In 1954, Stockhausen composed his Elektronische Studie II—the first electronic piece to be published as a score. In 1955, more experimental and electronic studios began to appear. Notable were the creation of the Studio de Fonologia (already mentioned), a studio at the NHK in Tokyo founded by Toshiro Mayuzumi, and the Phillips studio at Eindhoven, the Netherlands, which moved to the University of Utrecht as the Institute of Sonology in 1960.
The score for Forbidden Planet, by Louis and Bebe Barron, was entirely composed using custom built electronic circuits and tape recorders in 1956.
The world's first computer to play music was CSIRAC, which was designed and built by Trevor Pearcey and Maston Beard. Mathematician Geoff Hill programmed the CSIRAC to play popular musical melodies from the very early 1950s. In 1951 it publicly played the Colonel Bogey March, of which no known recordings exist. However, CSIRAC played standard repertoire and was not used to extend musical thinking or composition practice. CSIRAC was never recorded, but the music played was accurately reconstructed (reference 12). The oldest known recordings of computer generated music were played by the Ferranti Mark 1 computer, a commercial version of the Baby Machine from the University of Manchester in the autumn of 1951. The music program was written by Christopher Strachey.
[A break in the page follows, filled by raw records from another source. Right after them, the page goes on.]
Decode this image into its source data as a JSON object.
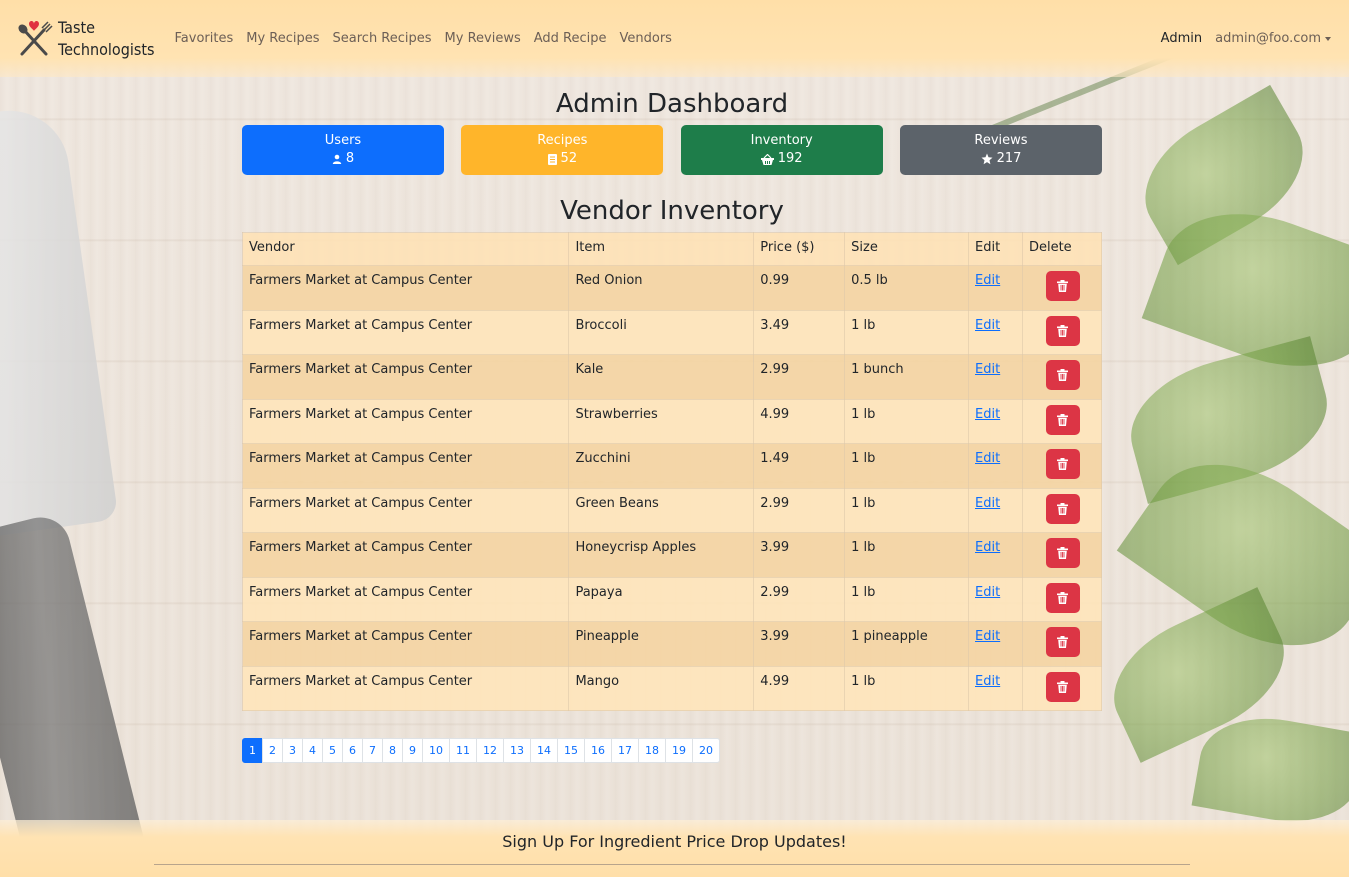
{
  "brand": {
    "line1": "Taste",
    "line2": "Technologists"
  },
  "nav": {
    "links": [
      "Favorites",
      "My Recipes",
      "Search Recipes",
      "My Reviews",
      "Add Recipe",
      "Vendors"
    ],
    "admin": "Admin",
    "user": "admin@foo.com"
  },
  "dashboard": {
    "title": "Admin Dashboard",
    "cards": [
      {
        "label": "Users",
        "value": "8",
        "icon": "user-icon",
        "color": "#0d6efd"
      },
      {
        "label": "Recipes",
        "value": "52",
        "icon": "document-icon",
        "color": "#ffb52a"
      },
      {
        "label": "Inventory",
        "value": "192",
        "icon": "basket-icon",
        "color": "#1e7d4a"
      },
      {
        "label": "Reviews",
        "value": "217",
        "icon": "star-icon",
        "color": "#5c636a"
      }
    ]
  },
  "inventory": {
    "title": "Vendor Inventory",
    "columns": [
      "Vendor",
      "Item",
      "Price ($)",
      "Size",
      "Edit",
      "Delete"
    ],
    "edit_label": "Edit",
    "rows": [
      {
        "vendor": "Farmers Market at Campus Center",
        "item": "Red Onion",
        "price": "0.99",
        "size": "0.5 lb"
      },
      {
        "vendor": "Farmers Market at Campus Center",
        "item": "Broccoli",
        "price": "3.49",
        "size": "1 lb"
      },
      {
        "vendor": "Farmers Market at Campus Center",
        "item": "Kale",
        "price": "2.99",
        "size": "1 bunch"
      },
      {
        "vendor": "Farmers Market at Campus Center",
        "item": "Strawberries",
        "price": "4.99",
        "size": "1 lb"
      },
      {
        "vendor": "Farmers Market at Campus Center",
        "item": "Zucchini",
        "price": "1.49",
        "size": "1 lb"
      },
      {
        "vendor": "Farmers Market at Campus Center",
        "item": "Green Beans",
        "price": "2.99",
        "size": "1 lb"
      },
      {
        "vendor": "Farmers Market at Campus Center",
        "item": "Honeycrisp Apples",
        "price": "3.99",
        "size": "1 lb"
      },
      {
        "vendor": "Farmers Market at Campus Center",
        "item": "Papaya",
        "price": "2.99",
        "size": "1 lb"
      },
      {
        "vendor": "Farmers Market at Campus Center",
        "item": "Pineapple",
        "price": "3.99",
        "size": "1 pineapple"
      },
      {
        "vendor": "Farmers Market at Campus Center",
        "item": "Mango",
        "price": "4.99",
        "size": "1 lb"
      }
    ]
  },
  "pagination": {
    "current": "1",
    "pages": [
      "1",
      "2",
      "3",
      "4",
      "5",
      "6",
      "7",
      "8",
      "9",
      "10",
      "11",
      "12",
      "13",
      "14",
      "15",
      "16",
      "17",
      "18",
      "19",
      "20"
    ]
  },
  "footer": {
    "text": "Sign Up For Ingredient Price Drop Updates!"
  },
  "colors": {
    "navbar": "#ffe0aa",
    "danger": "#dc3545",
    "primary": "#0d6efd"
  }
}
The impact of computers continued in 1956. Lejaren Hiller and Leonard Isaacson composed Illiac Suite for string quartet, the first complete work of computer-assisted composition using algorithmic composition. "... Hiller postulated that a computer could be taught the rules of a particular style and then called on to compose accordingly." Later developments included the work of Max Mathews at Bell Laboratories, who developed the influential MUSIC I program. In 1957, MUSIC, one of the first computer programs to play electronic music, was created by Max Mathews at Bell Laboratories. Vocoder technology was also a major development in this early era. In 1956, Stockhausen composedGesang der Jünglinge, the first major work of the Cologne studio, based on a text from the Book of Daniel. An important technological development of that year was the invention of the Clavivox synthesizer by Raymond Scott with subassembly by Robert Moog.
Also in 1957, Kid Baltan (Dick Raaymakers) and Tom Dissevelt released their debut album, Song Of The Second Moon, recorded at the Phillips studio. The public remained interested in the new sounds being created around the world, as can be deduced by the inclusion of Varèse's Poème électronique, which was played over four hundred loudspeakers at the Phillips Pavilion of the 1958 Brussels World Fair. That same year, Mauricio Kagel, an Argentine composer, composedTransición II. The work was realized at the WDR studio in Cologne. Two musicians perform on a piano, one in the traditional manner, the other playing on the strings, frame, and case. Two other performers use tape to unite the presentation of live sounds with the future of prerecorded materials from later on and its past of recordings made earlier in the performance.